### What you will do
From the first line to the last, print the records exactly, leaving out the pictures.

----- Data to process

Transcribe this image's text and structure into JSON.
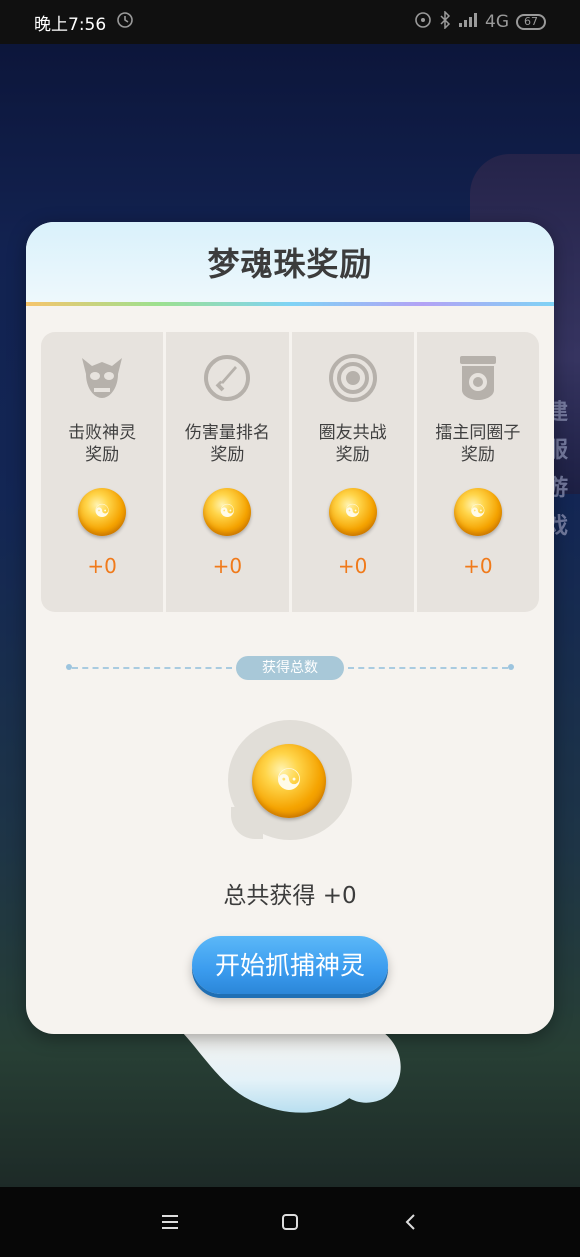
{
  "status_bar": {
    "time": "晚上7:56",
    "network": "4G",
    "battery": "67"
  },
  "background": {
    "side_text": "建服游戏"
  },
  "dialog": {
    "title": "梦魂珠奖励",
    "rewards": [
      {
        "icon": "demon-mask-icon",
        "label_line1": "击败神灵",
        "label_line2": "奖励",
        "value": "+0"
      },
      {
        "icon": "sword-icon",
        "label_line1": "伤害量排名",
        "label_line2": "奖励",
        "value": "+0"
      },
      {
        "icon": "target-circle-icon",
        "label_line1": "圈友共战",
        "label_line2": "奖励",
        "value": "+0"
      },
      {
        "icon": "shield-badge-icon",
        "label_line1": "擂主同圈子",
        "label_line2": "奖励",
        "value": "+0"
      }
    ],
    "total_label": "获得总数",
    "total_text": "总共获得 +0",
    "start_button": "开始抓捕神灵"
  },
  "colors": {
    "accent_orange": "#f07a1a",
    "button_blue": "#3a9bee",
    "card_bg": "#f6f3ef"
  }
}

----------

### Result
Transcribe this image's text and structure into JSON.
{
  "status_bar": {
    "time": "晚上7:56",
    "network": "4G",
    "battery": "67"
  },
  "background": {
    "side_text": "建服游戏"
  },
  "dialog": {
    "title": "梦魂珠奖励",
    "rewards": [
      {
        "icon": "demon-mask-icon",
        "label_line1": "击败神灵",
        "label_line2": "奖励",
        "value": "+0"
      },
      {
        "icon": "sword-icon",
        "label_line1": "伤害量排名",
        "label_line2": "奖励",
        "value": "+0"
      },
      {
        "icon": "target-circle-icon",
        "label_line1": "圈友共战",
        "label_line2": "奖励",
        "value": "+0"
      },
      {
        "icon": "shield-badge-icon",
        "label_line1": "擂主同圈子",
        "label_line2": "奖励",
        "value": "+0"
      }
    ],
    "total_label": "获得总数",
    "total_text": "总共获得 +0",
    "start_button": "开始抓捕神灵"
  },
  "colors": {
    "accent_orange": "#f07a1a",
    "button_blue": "#3a9bee",
    "card_bg": "#f6f3ef"
  }
}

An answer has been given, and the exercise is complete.